━━━ PROVIDED RECORDS
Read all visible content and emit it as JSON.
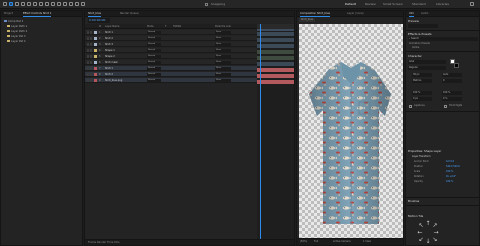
{
  "toolbar": {
    "tool_count": 14,
    "labels": [
      "Snapping",
      "Default",
      "Review",
      "Small Screen",
      "Standard",
      "Libraries"
    ],
    "current_workspace": "Default"
  },
  "project": {
    "tabs": [
      "Project",
      "Effect Controls Shirt 1"
    ],
    "items": [
      {
        "name": "Comp Rat 1",
        "type": "Composition",
        "color": "#6b8cc9"
      },
      {
        "name": "Layer Path 1",
        "type": "Shape",
        "color": "#c9b36b"
      },
      {
        "name": "Layer Path 2",
        "type": "Shape",
        "color": "#c9b36b"
      },
      {
        "name": "Layer Pat 3",
        "type": "Shape",
        "color": "#c9b36b"
      },
      {
        "name": "Layer Pat 4",
        "type": "Shape",
        "color": "#c9b36b"
      }
    ]
  },
  "timeline": {
    "tabs": [
      "Shirt_blue",
      "Render Queue"
    ],
    "timecode": "0:00:00:00",
    "headers": [
      "#",
      "Layer Name",
      "Mode",
      "T",
      "TrkMat",
      "Parent & Link"
    ],
    "layers": [
      {
        "num": "1",
        "name": "Shirt 1",
        "mode": "Normal",
        "parent": "None",
        "color": "#a3b4c8",
        "bar": "#3c4a57",
        "selected": false
      },
      {
        "num": "2",
        "name": "Shirt 2",
        "mode": "Normal",
        "parent": "None",
        "color": "#a3b4c8",
        "bar": "#3c4a57",
        "selected": false
      },
      {
        "num": "3",
        "name": "Shirt 3",
        "mode": "Normal",
        "parent": "None",
        "color": "#a3b4c8",
        "bar": "#3c4a57",
        "selected": false
      },
      {
        "num": "4",
        "name": "Shape 1",
        "mode": "Normal",
        "parent": "None",
        "color": "#c9b36b",
        "bar": "#3f4b3f",
        "selected": false
      },
      {
        "num": "5",
        "name": "Shape 2",
        "mode": "Normal",
        "parent": "None",
        "color": "#c9b36b",
        "bar": "#3f4b3f",
        "selected": false
      },
      {
        "num": "6",
        "name": "Shirt mask",
        "mode": "Normal",
        "parent": "None",
        "color": "#a3b4c8",
        "bar": "#3c4a57",
        "selected": false
      },
      {
        "num": "7",
        "name": "Shirt 1",
        "mode": "Normal",
        "parent": "None",
        "color": "#b7565a",
        "bar": "#b35a5e",
        "selected": true
      },
      {
        "num": "8",
        "name": "Shirt 2",
        "mode": "Normal",
        "parent": "None",
        "color": "#b7565a",
        "bar": "#b35a5e",
        "selected": true
      },
      {
        "num": "9",
        "name": "Shirt_blue.png",
        "mode": "Normal",
        "parent": "None",
        "color": "#b7565a",
        "bar": "#b35a5e",
        "selected": true
      }
    ],
    "footer": "Frame Render Time 0ms"
  },
  "viewer": {
    "tabs": [
      "Composition Shirt_blue",
      "Layer (none)"
    ],
    "path": "Shirt_blue",
    "footer": [
      "(50%)",
      "Full",
      "Active Camera",
      "1 View"
    ]
  },
  "properties": {
    "tabs": [
      "Info",
      "Audio"
    ],
    "preview_title": "Preview",
    "effects_title": "Effects & Presets",
    "search_placeholder": "Search",
    "presets_items": [
      "Animation Presets",
      "Adobe"
    ],
    "character_title": "Character",
    "font": "Arial",
    "font_style": "Regular",
    "font_size": "36 px",
    "leading": "Auto",
    "kerning": "Metrics",
    "tracking": "0",
    "scale_v": "100 %",
    "scale_h": "100 %",
    "baseline": "0 px",
    "tsume": "0 %",
    "ligatures_label": "Ligatures",
    "hindi_label": "Hindi Digits",
    "paragraph_title": "Properties: Shape Layer",
    "transform_title": "Layer Transform",
    "anchor_label": "Anchor Point",
    "anchor_value": "0.0 0.0",
    "position_label": "Position",
    "position_value": "540.0 540.0",
    "scale_label": "Scale",
    "scale_value": "100 %",
    "rotation_label": "Rotation",
    "rotation_value": "0x +0.0°",
    "opacity_label": "Opacity",
    "opacity_value": "100 %",
    "brushes_title": "Brushes",
    "align_title": "Motion Tile",
    "text_color": "#ffffff",
    "stroke_color": "#000000"
  },
  "colors": {
    "accent": "#2d8ceb",
    "panel_bg": "#232323",
    "selected_bar": "#b35a5e"
  }
}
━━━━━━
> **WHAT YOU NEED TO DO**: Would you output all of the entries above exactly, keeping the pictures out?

> **OUTPUT BELOW**:
Read all visible content and emit it as JSON.
{
  "toolbar": {
    "tool_count": 14,
    "labels": [
      "Snapping",
      "Default",
      "Review",
      "Small Screen",
      "Standard",
      "Libraries"
    ],
    "current_workspace": "Default"
  },
  "project": {
    "tabs": [
      "Project",
      "Effect Controls Shirt 1"
    ],
    "items": [
      {
        "name": "Comp Rat 1",
        "type": "Composition",
        "color": "#6b8cc9"
      },
      {
        "name": "Layer Path 1",
        "type": "Shape",
        "color": "#c9b36b"
      },
      {
        "name": "Layer Path 2",
        "type": "Shape",
        "color": "#c9b36b"
      },
      {
        "name": "Layer Pat 3",
        "type": "Shape",
        "color": "#c9b36b"
      },
      {
        "name": "Layer Pat 4",
        "type": "Shape",
        "color": "#c9b36b"
      }
    ]
  },
  "timeline": {
    "tabs": [
      "Shirt_blue",
      "Render Queue"
    ],
    "timecode": "0:00:00:00",
    "headers": [
      "#",
      "Layer Name",
      "Mode",
      "T",
      "TrkMat",
      "Parent & Link"
    ],
    "layers": [
      {
        "num": "1",
        "name": "Shirt 1",
        "mode": "Normal",
        "parent": "None",
        "color": "#a3b4c8",
        "bar": "#3c4a57",
        "selected": false
      },
      {
        "num": "2",
        "name": "Shirt 2",
        "mode": "Normal",
        "parent": "None",
        "color": "#a3b4c8",
        "bar": "#3c4a57",
        "selected": false
      },
      {
        "num": "3",
        "name": "Shirt 3",
        "mode": "Normal",
        "parent": "None",
        "color": "#a3b4c8",
        "bar": "#3c4a57",
        "selected": false
      },
      {
        "num": "4",
        "name": "Shape 1",
        "mode": "Normal",
        "parent": "None",
        "color": "#c9b36b",
        "bar": "#3f4b3f",
        "selected": false
      },
      {
        "num": "5",
        "name": "Shape 2",
        "mode": "Normal",
        "parent": "None",
        "color": "#c9b36b",
        "bar": "#3f4b3f",
        "selected": false
      },
      {
        "num": "6",
        "name": "Shirt mask",
        "mode": "Normal",
        "parent": "None",
        "color": "#a3b4c8",
        "bar": "#3c4a57",
        "selected": false
      },
      {
        "num": "7",
        "name": "Shirt 1",
        "mode": "Normal",
        "parent": "None",
        "color": "#b7565a",
        "bar": "#b35a5e",
        "selected": true
      },
      {
        "num": "8",
        "name": "Shirt 2",
        "mode": "Normal",
        "parent": "None",
        "color": "#b7565a",
        "bar": "#b35a5e",
        "selected": true
      },
      {
        "num": "9",
        "name": "Shirt_blue.png",
        "mode": "Normal",
        "parent": "None",
        "color": "#b7565a",
        "bar": "#b35a5e",
        "selected": true
      }
    ],
    "footer": "Frame Render Time 0ms"
  },
  "viewer": {
    "tabs": [
      "Composition Shirt_blue",
      "Layer (none)"
    ],
    "path": "Shirt_blue",
    "footer": [
      "(50%)",
      "Full",
      "Active Camera",
      "1 View"
    ]
  },
  "properties": {
    "tabs": [
      "Info",
      "Audio"
    ],
    "preview_title": "Preview",
    "effects_title": "Effects & Presets",
    "search_placeholder": "Search",
    "presets_items": [
      "Animation Presets",
      "Adobe"
    ],
    "character_title": "Character",
    "font": "Arial",
    "font_style": "Regular",
    "font_size": "36 px",
    "leading": "Auto",
    "kerning": "Metrics",
    "tracking": "0",
    "scale_v": "100 %",
    "scale_h": "100 %",
    "baseline": "0 px",
    "tsume": "0 %",
    "ligatures_label": "Ligatures",
    "hindi_label": "Hindi Digits",
    "paragraph_title": "Properties: Shape Layer",
    "transform_title": "Layer Transform",
    "anchor_label": "Anchor Point",
    "anchor_value": "0.0 0.0",
    "position_label": "Position",
    "position_value": "540.0 540.0",
    "scale_label": "Scale",
    "scale_value": "100 %",
    "rotation_label": "Rotation",
    "rotation_value": "0x +0.0°",
    "opacity_label": "Opacity",
    "opacity_value": "100 %",
    "brushes_title": "Brushes",
    "align_title": "Motion Tile",
    "text_color": "#ffffff",
    "stroke_color": "#000000"
  },
  "colors": {
    "accent": "#2d8ceb",
    "panel_bg": "#232323",
    "selected_bar": "#b35a5e"
  }
}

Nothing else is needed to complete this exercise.